5. diciembre 2017
Reading time: 2 minutes
Whether red-metallic, with gold stars, waving Santas or stylized Christmas trees – holiday wrapping paper comes in all colors and patterns. In Germany it remains a bit more traditional. The less handy among us stand in the long line at the gift-wrapping station, where nimble-fingered students earn pocket change at Christmastime by wrapping gifts.
Those who like to work with their hands will not give up the pleasure of selecting the right wrapping paper at home from ten options and the ribbon to go with it. So how is it done in other countries? Are there cultural differences when it comes to folding, gluing, etc.?
Small things in big packages – gifting in America
Big cars, XXL burgers – in the land of superlatives even tiny gifts come in big boxes under the Christmas tree. Whether it’s a ring or a gift card, in America there are huge gift boxes for everything. Anyone gifting a car, of course, puts a giant red ribbon on it. And at Christmas, of course, things are done in a big way.
The art of wrapping in Japan
The Japanese are very thoughtful when gifting. Whether food or a small gift, everything is wrapped with love here. The Japanese place so much value on gift wrapping that the packaging is almost as important as the content itself. But watch out – better to leave out the ribbons, they allude to funerals. The same holds true for white wrapping paper. Handing a gift over with both hands indicates that it comes from the heart.

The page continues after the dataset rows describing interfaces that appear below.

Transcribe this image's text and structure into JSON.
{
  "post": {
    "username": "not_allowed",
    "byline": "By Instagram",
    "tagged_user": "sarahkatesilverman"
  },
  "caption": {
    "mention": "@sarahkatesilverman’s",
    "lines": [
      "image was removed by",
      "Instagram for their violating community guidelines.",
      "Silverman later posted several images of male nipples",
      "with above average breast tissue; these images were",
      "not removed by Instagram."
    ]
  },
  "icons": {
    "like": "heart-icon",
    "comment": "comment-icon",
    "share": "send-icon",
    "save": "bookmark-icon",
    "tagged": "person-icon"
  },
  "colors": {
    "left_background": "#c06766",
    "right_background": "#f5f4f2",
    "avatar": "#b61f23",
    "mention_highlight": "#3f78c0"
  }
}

Furoshiki – the high art of packaging
The only thing bigger than the pile of gifts at Christmas is the pile of torn and cut wrapping paper. It is shredded with reckless abandon. But not in Japan, where not only paper serves as gift-wrapping, but also square cotton towels. The fine cloth, printed with artistic patterns, is specially folded and knotted. This environmentally-friendly wrapping thus doubles the fun: one receives not just a gift, but also a towel, tablecloth, tote bag or napkin.
P.S.: We have found the beautiful DIY Pictures on DaWanda-Portal «DIY with Love».